Items from a data source:

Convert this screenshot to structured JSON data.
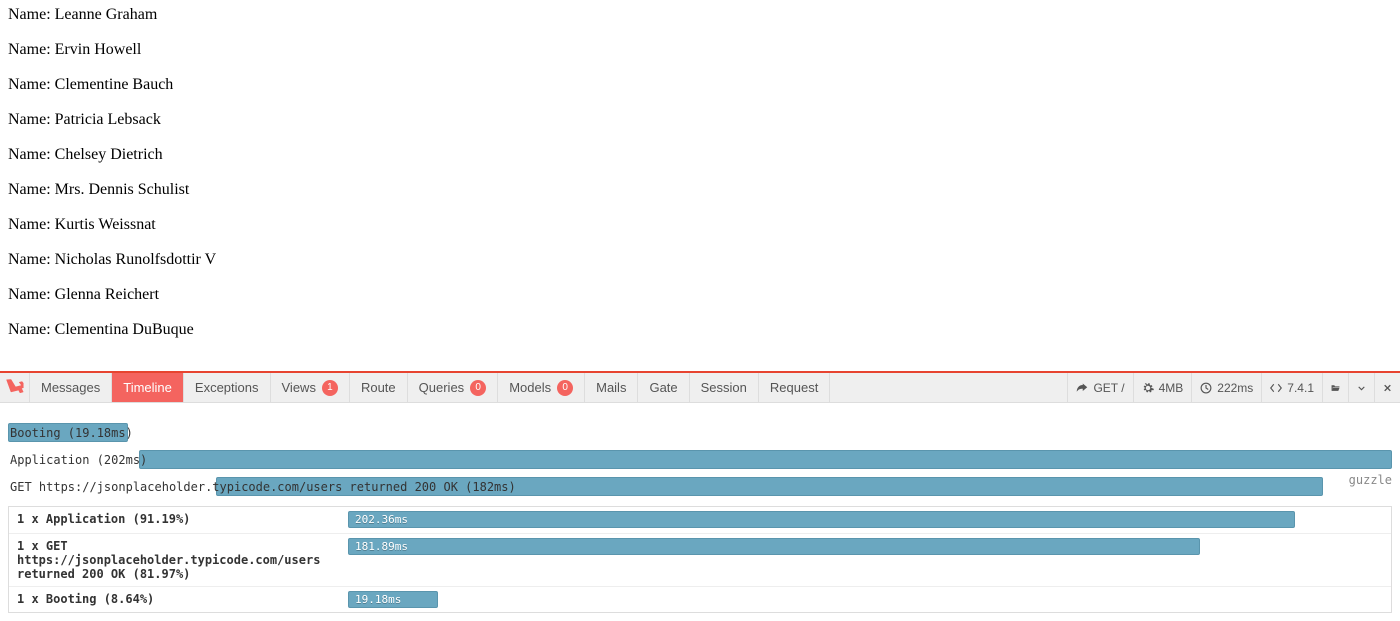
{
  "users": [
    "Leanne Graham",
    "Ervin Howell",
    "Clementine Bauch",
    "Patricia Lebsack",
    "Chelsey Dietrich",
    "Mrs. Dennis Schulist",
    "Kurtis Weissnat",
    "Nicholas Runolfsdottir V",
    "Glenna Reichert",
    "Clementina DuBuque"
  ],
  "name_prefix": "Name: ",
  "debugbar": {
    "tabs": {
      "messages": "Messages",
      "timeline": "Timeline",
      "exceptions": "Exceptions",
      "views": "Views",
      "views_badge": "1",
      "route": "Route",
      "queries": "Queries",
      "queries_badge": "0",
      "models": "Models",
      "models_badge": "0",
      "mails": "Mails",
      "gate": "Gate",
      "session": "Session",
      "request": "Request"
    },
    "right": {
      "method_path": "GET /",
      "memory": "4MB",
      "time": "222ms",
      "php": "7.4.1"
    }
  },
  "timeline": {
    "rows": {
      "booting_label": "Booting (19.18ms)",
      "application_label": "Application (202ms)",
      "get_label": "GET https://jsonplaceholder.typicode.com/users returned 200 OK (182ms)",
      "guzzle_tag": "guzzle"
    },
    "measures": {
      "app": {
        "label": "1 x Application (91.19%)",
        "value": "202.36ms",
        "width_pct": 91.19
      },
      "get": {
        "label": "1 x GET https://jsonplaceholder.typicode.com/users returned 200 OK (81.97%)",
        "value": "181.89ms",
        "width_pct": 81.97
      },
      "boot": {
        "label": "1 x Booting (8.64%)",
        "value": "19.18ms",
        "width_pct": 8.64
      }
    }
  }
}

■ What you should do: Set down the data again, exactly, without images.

■ Answer for this exercise:
Convert this screenshot to structured JSON data.
{
  "users": [
    "Leanne Graham",
    "Ervin Howell",
    "Clementine Bauch",
    "Patricia Lebsack",
    "Chelsey Dietrich",
    "Mrs. Dennis Schulist",
    "Kurtis Weissnat",
    "Nicholas Runolfsdottir V",
    "Glenna Reichert",
    "Clementina DuBuque"
  ],
  "name_prefix": "Name: ",
  "debugbar": {
    "tabs": {
      "messages": "Messages",
      "timeline": "Timeline",
      "exceptions": "Exceptions",
      "views": "Views",
      "views_badge": "1",
      "route": "Route",
      "queries": "Queries",
      "queries_badge": "0",
      "models": "Models",
      "models_badge": "0",
      "mails": "Mails",
      "gate": "Gate",
      "session": "Session",
      "request": "Request"
    },
    "right": {
      "method_path": "GET /",
      "memory": "4MB",
      "time": "222ms",
      "php": "7.4.1"
    }
  },
  "timeline": {
    "rows": {
      "booting_label": "Booting (19.18ms)",
      "application_label": "Application (202ms)",
      "get_label": "GET https://jsonplaceholder.typicode.com/users returned 200 OK (182ms)",
      "guzzle_tag": "guzzle"
    },
    "measures": {
      "app": {
        "label": "1 x Application (91.19%)",
        "value": "202.36ms",
        "width_pct": 91.19
      },
      "get": {
        "label": "1 x GET https://jsonplaceholder.typicode.com/users returned 200 OK (81.97%)",
        "value": "181.89ms",
        "width_pct": 81.97
      },
      "boot": {
        "label": "1 x Booting (8.64%)",
        "value": "19.18ms",
        "width_pct": 8.64
      }
    }
  }
}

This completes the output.